What has Atlanta been like since Georgia reopened its economy last month?

I went to get my oil changed and I was driving, noticing how a lot of stuff was open, and people were out. Some people you could tell were taking precautions and some people weren’t. There are a lot of businesses that are still closed, but the ones that are open are kind of busy. I want to see how everything is for a couple of weeks before I start going [out]. I’m not really pressed to go out to eat or anything.

Have any artists sent you songs to work on since we last spoke?

I had two songs that came in, but I’ve been waiting for if [there are] going to be more.

Who did the songs come from?

I can’t say yet.

Do you think there will be any challenges to audio engineering those songs from home?

Just that with lower frequencies, the waveform is a lot larger, so there’s less cycles in it. If you don’t have the right speakers or if the room isn’t properly treated, you won’t hear what you should be hearing in the speakers correctly. That makes it a challenge. But if you’ve been working with someone whose work you are familiar with, it makes it a little bit easier.

Do you ever write your own music?

Yeah, I do. On and off, I’ll play around and record something or write something. It just takes me so long. Because I’m not really wanting to be an artist, I’m not pressed to finish. So I may do a melody, and then I’ll just stop there. But there are a few songs that I’ve written. I love Caribbean-style, Afrobeats, Spanish-style. Stuff like that.

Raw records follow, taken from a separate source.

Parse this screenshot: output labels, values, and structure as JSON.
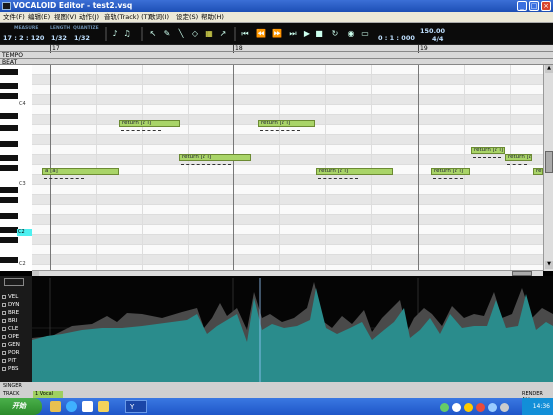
{
  "window": {
    "title": "VOCALOID Editor - test2.vsq",
    "min": "_",
    "max": "□",
    "close": "×"
  },
  "menu": [
    "文件(F)",
    "编辑(E)",
    "视图(V)",
    "动作(J)",
    "音轨(Track) (T)",
    "歌词(I)",
    "设定(S)",
    "帮助(H)"
  ],
  "toolbar": {
    "measure_label": "MEASURE",
    "measure_value": "17 : 2 : 120",
    "length_label": "LENGTH",
    "length_value": "1/32",
    "quantize_label": "QUANTIZE",
    "quantize_value": "1/32",
    "time_value": "0 : 1 : 000",
    "tempo_value": "150.00",
    "beat_value": "4/4"
  },
  "ruler": {
    "tempo_label": "TEMPO",
    "beat_label": "BEAT",
    "measures": [
      "17",
      "18",
      "19"
    ]
  },
  "keys": {
    "labels": [
      "C4",
      "C3",
      "C2"
    ],
    "highlight": "C2"
  },
  "notes": [
    {
      "text": "return [ɾ i]"
    },
    {
      "text": "return [ɾ i]"
    },
    {
      "text": "return [ɾ i]"
    },
    {
      "text": "a [a]"
    },
    {
      "text": "return [ɾ i]"
    },
    {
      "text": "return [ɾ i]"
    },
    {
      "text": "return [ɾ i]"
    },
    {
      "text": "return [ɾ i]"
    },
    {
      "text": "return [ɾ i]"
    }
  ],
  "controls": [
    "VEL",
    "DYN",
    "BRE",
    "BRI",
    "CLE",
    "OPE",
    "GEN",
    "POR",
    "PIT",
    "PBS"
  ],
  "bottom": {
    "singer_label": "SINGER",
    "track_label": "TRACK",
    "render_label": "RENDER ALL",
    "track_tab": "1 Vocal"
  },
  "taskbar": {
    "start": "开始",
    "window_label": "Y",
    "clock": "14:36"
  },
  "colors": {
    "note_fill": "#a9d468",
    "graph_teal": "#2a8c8c",
    "graph_gray": "#4a4a4a",
    "title_blue": "#1d4fb5"
  }
}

Would you ever release any of your songs?

Yeah, I plan on doing one soon. That’s the point of the YouTube [channel]. I don’t want to ever want to have to ask an artist, “Hey, can I use your session for my YouTube?” If a special occasion happens, if something really cool is going on in the session and I feel comfortable asking them and I don’t think it will be a problem, OK. But for the most part, I don’t want to ask artists to use their sessions. That was the point of me doing a song. For the YouTube, I can break down the songs that I record, or even break down the recording process. Everybody records differently, but I can speak about things and break down a session.

Have you found it difficult to be creative at home?

No. I record on my laptop and that makes stuff a lot easier. I don’t see how artists can sit and record in the booth. It’s a confined space and you either have to stand or sit on a stool. I couldn’t do that day-in and day-out. I’d rather be in a different spot. I can sing on the couch, or on the floor. I have a floor pillow. As far as mixing songs, most of the creative stuff happens in the recording process. By the time it goes to me being mixed, you just want to clean it up and make it sound better.

But the producers I know, they’re ready to move around. This slowed them down as far as going to different sessions and being in the studio and playing beats or linking up with artists. A few people I know are ready to get back out and do that. Another producer I know has been working from home, making beats and stuff instead of at the studio. Some people are making it happen at home.

At what point do you think you’ll get back into work?

After I feel comfortable going out, there are family and friends who I want to go visit. After that, I still want to work on my goals for a little while before I jump back into work. So for me, it sounds like a couple more months. I feel like when I first wanted to engineer, I knew that as an engineer, you have the opportunity to travel and work with different people and get plaques and stuff. At that point, that’s what I wanted. And I feel like that and so much more has happened. I never would’ve imagined making Forbes 30 Under 30, or getting more plaques than I could imagine. So now, I’m on a different set of goals. I think this time is a good time to figure that out.